[Data under study Boundary: Start]

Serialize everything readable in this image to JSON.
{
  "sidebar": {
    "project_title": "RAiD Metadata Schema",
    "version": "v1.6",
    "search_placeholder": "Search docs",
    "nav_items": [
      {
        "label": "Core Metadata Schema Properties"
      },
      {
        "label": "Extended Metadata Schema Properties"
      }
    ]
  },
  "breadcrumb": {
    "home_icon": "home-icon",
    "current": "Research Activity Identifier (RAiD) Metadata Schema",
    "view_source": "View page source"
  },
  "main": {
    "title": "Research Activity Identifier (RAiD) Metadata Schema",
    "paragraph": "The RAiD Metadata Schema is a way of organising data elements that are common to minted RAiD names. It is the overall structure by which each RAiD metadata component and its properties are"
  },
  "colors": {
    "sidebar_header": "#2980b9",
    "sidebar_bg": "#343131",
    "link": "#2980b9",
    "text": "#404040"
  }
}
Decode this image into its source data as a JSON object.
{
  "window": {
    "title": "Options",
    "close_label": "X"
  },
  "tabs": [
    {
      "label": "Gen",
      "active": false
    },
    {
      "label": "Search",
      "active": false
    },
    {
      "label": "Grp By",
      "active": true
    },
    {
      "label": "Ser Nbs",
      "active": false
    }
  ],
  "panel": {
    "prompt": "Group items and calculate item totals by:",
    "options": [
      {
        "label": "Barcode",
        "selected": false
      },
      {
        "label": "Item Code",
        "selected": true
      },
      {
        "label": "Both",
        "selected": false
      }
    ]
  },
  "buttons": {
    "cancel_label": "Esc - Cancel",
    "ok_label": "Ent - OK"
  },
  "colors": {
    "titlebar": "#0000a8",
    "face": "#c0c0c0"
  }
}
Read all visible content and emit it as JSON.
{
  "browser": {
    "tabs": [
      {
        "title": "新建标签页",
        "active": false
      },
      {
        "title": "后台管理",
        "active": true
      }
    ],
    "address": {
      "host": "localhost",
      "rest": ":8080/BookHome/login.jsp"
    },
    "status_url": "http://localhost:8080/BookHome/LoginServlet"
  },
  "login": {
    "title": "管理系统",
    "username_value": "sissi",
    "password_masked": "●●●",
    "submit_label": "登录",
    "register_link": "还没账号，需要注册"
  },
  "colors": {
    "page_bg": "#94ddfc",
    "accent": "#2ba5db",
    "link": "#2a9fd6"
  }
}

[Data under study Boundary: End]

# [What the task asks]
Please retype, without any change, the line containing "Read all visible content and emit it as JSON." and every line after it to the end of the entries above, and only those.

# [Final answer]
Read all visible content and emit it as JSON.
{
  "browser": {
    "tabs": [
      {
        "title": "新建标签页",
        "active": false
      },
      {
        "title": "后台管理",
        "active": true
      }
    ],
    "address": {
      "host": "localhost",
      "rest": ":8080/BookHome/login.jsp"
    },
    "status_url": "http://localhost:8080/BookHome/LoginServlet"
  },
  "login": {
    "title": "管理系统",
    "username_value": "sissi",
    "password_masked": "●●●",
    "submit_label": "登录",
    "register_link": "还没账号，需要注册"
  },
  "colors": {
    "page_bg": "#94ddfc",
    "accent": "#2ba5db",
    "link": "#2a9fd6"
  }
}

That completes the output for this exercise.